After more than twenty years of litigation, the United States Supreme Court finally determined whether California’s overcrowded prison system created a constitutional violation in Brown v. Plata. With prisons and jails across the country operating at well over 100% capacity, the Court concluded what advocates had been screaming for over a decade: prison overcrowding cannot be tolerated, and the only remedy is to reduce prison populations. What the Court failed to resolve, however, was what the primary cause of prison overcrowding is and how states and the federal government are supposed to comply with capacity expectations amid concerns for public safety and tough-on-crime politics.
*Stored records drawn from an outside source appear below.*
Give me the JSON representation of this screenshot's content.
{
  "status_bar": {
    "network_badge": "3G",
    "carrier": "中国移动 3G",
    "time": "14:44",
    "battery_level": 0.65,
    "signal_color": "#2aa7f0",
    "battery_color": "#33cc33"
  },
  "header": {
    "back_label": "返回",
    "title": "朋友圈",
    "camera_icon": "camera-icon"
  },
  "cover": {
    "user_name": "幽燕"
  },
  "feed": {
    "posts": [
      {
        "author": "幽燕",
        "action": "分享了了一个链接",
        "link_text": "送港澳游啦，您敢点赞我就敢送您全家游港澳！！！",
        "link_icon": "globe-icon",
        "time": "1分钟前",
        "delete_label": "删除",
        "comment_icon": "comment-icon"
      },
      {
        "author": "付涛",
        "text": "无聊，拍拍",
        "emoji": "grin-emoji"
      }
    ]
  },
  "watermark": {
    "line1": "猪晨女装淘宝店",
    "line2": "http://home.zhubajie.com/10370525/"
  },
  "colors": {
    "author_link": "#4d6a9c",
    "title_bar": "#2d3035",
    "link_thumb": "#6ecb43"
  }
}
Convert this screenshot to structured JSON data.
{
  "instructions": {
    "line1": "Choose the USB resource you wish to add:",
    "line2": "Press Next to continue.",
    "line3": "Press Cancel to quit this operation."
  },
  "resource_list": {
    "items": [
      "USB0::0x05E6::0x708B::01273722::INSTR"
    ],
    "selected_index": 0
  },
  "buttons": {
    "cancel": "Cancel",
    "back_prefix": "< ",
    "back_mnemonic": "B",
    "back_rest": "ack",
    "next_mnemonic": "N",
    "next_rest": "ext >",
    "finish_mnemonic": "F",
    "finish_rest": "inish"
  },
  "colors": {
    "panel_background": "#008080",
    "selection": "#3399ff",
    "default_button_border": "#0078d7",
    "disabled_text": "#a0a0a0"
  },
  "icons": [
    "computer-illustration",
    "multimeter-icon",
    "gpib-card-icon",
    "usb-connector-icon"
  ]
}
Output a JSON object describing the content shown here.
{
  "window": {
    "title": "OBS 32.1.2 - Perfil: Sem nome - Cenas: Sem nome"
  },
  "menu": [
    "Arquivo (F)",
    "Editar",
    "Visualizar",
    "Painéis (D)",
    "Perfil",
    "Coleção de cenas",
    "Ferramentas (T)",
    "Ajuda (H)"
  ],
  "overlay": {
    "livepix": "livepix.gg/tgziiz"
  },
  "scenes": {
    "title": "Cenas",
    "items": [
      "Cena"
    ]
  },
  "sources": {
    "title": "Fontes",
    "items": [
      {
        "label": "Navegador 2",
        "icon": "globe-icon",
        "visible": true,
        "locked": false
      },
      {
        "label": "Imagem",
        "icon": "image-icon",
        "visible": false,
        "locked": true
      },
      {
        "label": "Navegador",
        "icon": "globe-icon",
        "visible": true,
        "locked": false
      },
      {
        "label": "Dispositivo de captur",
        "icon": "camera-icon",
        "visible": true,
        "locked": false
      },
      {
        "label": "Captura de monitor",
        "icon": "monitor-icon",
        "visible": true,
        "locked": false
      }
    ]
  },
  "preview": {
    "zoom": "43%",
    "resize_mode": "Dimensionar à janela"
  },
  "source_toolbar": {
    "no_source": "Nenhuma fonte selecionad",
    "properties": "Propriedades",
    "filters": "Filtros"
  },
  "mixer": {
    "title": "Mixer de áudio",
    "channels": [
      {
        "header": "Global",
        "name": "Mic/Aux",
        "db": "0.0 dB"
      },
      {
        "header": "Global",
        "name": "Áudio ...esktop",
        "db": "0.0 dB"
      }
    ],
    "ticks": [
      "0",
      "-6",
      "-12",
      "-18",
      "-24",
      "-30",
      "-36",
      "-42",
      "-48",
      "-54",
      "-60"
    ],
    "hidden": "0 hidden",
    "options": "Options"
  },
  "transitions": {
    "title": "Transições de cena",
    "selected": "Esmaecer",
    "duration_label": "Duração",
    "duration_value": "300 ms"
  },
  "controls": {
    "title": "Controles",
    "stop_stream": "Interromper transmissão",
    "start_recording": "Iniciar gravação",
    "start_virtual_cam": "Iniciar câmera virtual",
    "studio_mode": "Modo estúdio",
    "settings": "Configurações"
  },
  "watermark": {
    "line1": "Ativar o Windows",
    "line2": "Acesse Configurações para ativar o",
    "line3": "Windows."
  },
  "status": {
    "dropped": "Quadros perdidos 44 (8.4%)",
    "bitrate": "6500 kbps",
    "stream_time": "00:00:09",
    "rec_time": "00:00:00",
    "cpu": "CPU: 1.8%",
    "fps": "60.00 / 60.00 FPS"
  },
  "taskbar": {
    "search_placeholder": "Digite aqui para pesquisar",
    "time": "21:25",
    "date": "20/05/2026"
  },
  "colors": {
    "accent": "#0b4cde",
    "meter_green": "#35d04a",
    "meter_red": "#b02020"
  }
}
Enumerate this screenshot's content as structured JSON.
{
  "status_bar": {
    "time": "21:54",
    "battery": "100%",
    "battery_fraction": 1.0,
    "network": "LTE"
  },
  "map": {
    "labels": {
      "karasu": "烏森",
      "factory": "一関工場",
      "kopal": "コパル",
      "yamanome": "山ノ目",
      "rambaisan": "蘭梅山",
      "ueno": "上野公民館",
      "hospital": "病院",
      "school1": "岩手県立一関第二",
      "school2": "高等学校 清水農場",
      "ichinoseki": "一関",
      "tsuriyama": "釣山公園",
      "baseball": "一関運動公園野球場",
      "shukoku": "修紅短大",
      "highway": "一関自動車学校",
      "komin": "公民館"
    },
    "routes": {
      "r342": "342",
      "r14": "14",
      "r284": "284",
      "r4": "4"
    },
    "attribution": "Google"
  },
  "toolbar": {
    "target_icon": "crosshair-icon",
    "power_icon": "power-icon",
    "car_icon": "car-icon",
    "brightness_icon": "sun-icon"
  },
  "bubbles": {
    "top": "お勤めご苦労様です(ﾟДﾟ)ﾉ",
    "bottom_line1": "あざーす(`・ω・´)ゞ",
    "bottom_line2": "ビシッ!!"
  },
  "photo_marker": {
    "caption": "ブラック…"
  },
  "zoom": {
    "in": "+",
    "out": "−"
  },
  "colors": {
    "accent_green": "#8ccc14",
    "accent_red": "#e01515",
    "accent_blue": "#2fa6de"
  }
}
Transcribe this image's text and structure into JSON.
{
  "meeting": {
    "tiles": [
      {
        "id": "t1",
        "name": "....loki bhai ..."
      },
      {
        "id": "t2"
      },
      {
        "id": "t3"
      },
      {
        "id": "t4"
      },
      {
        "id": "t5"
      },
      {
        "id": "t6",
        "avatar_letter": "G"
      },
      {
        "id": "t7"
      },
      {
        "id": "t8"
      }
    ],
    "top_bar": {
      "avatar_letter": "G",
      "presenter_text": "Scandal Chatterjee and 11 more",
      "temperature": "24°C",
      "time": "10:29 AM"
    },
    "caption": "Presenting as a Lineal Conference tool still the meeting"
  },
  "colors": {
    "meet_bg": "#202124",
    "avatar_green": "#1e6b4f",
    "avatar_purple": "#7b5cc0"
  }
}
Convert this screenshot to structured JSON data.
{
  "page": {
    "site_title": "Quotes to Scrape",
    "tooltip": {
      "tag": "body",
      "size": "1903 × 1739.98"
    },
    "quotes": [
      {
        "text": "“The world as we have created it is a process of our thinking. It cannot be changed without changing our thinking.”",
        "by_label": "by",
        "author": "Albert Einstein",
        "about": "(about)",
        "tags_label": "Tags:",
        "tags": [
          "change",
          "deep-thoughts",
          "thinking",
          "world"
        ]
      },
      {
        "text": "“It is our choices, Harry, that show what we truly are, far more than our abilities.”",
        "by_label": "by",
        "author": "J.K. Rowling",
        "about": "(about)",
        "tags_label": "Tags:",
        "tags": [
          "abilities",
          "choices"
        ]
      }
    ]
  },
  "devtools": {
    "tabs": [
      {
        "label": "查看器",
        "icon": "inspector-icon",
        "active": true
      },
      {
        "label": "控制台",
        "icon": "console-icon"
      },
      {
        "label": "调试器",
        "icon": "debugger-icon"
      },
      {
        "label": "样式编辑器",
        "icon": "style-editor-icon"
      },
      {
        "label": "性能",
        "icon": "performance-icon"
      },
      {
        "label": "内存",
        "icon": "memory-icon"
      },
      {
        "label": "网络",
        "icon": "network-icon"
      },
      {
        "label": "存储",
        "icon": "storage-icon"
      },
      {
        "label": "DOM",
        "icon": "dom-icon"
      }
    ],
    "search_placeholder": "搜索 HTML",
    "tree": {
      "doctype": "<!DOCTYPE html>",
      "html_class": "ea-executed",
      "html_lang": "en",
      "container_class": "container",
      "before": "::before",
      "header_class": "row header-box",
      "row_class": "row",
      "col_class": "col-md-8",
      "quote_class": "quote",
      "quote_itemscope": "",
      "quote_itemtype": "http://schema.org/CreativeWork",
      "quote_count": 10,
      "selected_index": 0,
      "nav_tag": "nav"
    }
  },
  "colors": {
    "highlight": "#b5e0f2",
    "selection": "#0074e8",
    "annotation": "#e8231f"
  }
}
This Note explores the most significant cause of prison overcrowding in the United States: mandatory minimum sentencing. Part I examines the evolution of mandatory minimum sentencing schemes and how the United States has arrived at the situation it finds itself in today. Part II discusses the current state of prison overcrowding in the United States and its economic implications. Part III analyzes how the Supreme Court’s ruling in Brown v. Plata relates to mandatory minimum sentences. Finally, Part IV suggests solutions to our mandatory minimum mayhem. Overall, this Note offers the unavoidable conclusion that mandatory minimum sentencing in the United States must end.